Habitat Signs

Not only are my plants healthier now, this lazy approach to gardening has helped make it possible to certify the yard as a wildlife habitat and to provide resources for pollinators as well.

Recently I’ve been coming across articles encouraging leaving fallen leaves for wildlife like these from The Xerces Society, The National Wildlife Federation and Habitat Network. How do you handle your autumn leaves? I encourage you to do some reading and, if you’re able, consider leaving them in place. Wildlife and your back will thank you.

New Resident

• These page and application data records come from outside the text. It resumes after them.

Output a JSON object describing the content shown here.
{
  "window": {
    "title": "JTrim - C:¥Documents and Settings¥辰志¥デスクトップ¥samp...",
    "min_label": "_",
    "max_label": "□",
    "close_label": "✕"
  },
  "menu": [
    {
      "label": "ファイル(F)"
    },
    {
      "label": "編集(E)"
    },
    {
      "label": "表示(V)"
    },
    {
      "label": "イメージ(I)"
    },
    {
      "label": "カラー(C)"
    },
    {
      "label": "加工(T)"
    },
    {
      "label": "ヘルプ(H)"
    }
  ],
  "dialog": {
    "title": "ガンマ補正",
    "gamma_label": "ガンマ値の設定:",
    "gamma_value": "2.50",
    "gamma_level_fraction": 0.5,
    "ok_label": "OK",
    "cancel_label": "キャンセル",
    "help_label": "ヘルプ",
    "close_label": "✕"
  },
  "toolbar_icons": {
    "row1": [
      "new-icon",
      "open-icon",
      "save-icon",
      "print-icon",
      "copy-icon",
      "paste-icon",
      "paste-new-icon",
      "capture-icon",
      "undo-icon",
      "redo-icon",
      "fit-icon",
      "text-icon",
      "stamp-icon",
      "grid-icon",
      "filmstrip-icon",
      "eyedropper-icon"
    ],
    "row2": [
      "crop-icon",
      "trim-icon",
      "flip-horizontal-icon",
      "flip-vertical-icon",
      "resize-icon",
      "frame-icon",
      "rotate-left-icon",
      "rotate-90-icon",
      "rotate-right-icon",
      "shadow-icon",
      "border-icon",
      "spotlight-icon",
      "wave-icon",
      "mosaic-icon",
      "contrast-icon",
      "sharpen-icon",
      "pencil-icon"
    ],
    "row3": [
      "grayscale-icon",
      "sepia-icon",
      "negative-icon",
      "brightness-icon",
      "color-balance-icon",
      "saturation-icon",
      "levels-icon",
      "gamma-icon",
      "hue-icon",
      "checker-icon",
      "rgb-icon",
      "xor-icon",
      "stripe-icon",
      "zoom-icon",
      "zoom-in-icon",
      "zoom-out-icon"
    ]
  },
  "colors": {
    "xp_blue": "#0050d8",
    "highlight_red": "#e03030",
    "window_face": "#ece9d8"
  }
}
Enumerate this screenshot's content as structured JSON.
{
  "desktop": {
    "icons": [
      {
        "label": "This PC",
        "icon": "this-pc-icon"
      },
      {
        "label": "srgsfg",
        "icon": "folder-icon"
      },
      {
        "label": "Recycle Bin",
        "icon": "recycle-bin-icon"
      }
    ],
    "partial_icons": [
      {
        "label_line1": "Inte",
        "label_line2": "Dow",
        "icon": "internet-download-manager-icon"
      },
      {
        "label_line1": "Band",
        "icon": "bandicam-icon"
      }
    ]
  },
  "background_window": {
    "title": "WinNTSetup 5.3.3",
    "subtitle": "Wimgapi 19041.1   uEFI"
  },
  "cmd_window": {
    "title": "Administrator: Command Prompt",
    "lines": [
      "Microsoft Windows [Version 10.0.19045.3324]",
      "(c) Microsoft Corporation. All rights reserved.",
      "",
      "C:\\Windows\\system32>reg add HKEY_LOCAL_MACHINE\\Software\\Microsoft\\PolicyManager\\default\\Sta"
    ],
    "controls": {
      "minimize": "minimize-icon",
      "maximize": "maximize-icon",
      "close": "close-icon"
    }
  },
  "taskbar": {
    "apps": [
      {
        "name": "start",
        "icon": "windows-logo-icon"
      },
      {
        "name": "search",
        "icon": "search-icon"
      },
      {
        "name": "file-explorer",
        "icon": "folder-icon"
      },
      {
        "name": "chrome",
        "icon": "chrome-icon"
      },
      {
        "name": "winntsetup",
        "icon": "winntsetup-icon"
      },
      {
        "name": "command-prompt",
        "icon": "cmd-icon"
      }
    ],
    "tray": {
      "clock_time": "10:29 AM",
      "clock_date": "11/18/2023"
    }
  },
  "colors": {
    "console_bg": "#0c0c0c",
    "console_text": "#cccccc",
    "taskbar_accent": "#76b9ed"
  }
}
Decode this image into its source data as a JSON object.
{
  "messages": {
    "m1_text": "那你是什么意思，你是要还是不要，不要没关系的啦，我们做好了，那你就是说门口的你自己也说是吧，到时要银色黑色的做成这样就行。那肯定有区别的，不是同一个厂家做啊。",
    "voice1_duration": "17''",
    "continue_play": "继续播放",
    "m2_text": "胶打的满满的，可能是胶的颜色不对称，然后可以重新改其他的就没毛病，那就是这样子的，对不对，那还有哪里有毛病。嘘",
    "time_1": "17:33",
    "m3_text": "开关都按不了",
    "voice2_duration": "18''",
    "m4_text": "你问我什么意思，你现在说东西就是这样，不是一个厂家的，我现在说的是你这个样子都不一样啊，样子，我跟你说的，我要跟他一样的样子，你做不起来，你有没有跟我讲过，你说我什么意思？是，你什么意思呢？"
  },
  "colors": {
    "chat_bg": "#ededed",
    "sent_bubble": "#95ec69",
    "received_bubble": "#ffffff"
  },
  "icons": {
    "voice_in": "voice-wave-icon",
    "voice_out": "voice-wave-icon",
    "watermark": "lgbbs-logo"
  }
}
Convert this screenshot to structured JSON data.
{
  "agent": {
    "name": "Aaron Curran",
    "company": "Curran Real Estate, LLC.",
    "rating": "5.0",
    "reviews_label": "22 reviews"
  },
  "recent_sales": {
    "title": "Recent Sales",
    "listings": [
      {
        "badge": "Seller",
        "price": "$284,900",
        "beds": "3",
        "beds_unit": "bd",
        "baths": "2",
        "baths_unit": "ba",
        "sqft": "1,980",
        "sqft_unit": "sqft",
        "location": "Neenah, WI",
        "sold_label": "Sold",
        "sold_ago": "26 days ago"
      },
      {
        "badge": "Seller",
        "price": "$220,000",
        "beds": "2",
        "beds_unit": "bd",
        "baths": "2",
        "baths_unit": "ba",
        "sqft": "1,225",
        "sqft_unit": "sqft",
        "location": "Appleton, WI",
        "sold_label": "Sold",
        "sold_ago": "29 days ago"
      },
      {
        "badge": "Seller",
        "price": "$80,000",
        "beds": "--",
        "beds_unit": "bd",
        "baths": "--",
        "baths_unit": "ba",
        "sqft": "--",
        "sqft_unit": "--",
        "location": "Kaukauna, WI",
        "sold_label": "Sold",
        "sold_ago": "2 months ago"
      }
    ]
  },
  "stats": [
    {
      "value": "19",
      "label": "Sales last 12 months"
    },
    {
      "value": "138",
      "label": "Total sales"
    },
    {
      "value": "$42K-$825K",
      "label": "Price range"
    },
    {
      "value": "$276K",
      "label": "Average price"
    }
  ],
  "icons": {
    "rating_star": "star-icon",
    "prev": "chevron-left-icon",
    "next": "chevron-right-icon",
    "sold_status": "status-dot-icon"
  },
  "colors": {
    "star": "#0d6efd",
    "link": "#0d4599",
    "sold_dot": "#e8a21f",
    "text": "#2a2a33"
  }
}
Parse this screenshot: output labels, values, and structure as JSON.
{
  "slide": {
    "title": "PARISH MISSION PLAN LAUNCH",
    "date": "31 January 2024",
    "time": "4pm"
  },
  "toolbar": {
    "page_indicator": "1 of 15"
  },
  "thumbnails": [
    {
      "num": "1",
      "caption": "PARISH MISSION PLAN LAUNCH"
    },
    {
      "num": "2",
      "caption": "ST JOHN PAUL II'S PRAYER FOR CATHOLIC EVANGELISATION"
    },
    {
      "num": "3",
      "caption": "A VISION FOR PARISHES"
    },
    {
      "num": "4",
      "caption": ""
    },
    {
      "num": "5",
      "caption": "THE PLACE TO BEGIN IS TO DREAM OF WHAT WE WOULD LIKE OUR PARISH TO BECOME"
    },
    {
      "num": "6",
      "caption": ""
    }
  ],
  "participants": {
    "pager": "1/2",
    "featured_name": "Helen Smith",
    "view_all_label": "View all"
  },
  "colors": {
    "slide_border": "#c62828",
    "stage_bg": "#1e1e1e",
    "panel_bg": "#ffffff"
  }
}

This morning I went to the garden, did a little maintenance, harvested some salad greens and spinach, and snapped some images with the intention of doing a little garden post here. Then we went on a long afternoon of hiking at the county’s newest forest. I’ve got a gazillion images from that hike to process and I’m too pooped to write much anyway, so here’s a short video of a bee moving into a hole in the log I drilled and put out only yesterday. I’ll take a shot at ID once I’ve worked a little more through my backlog.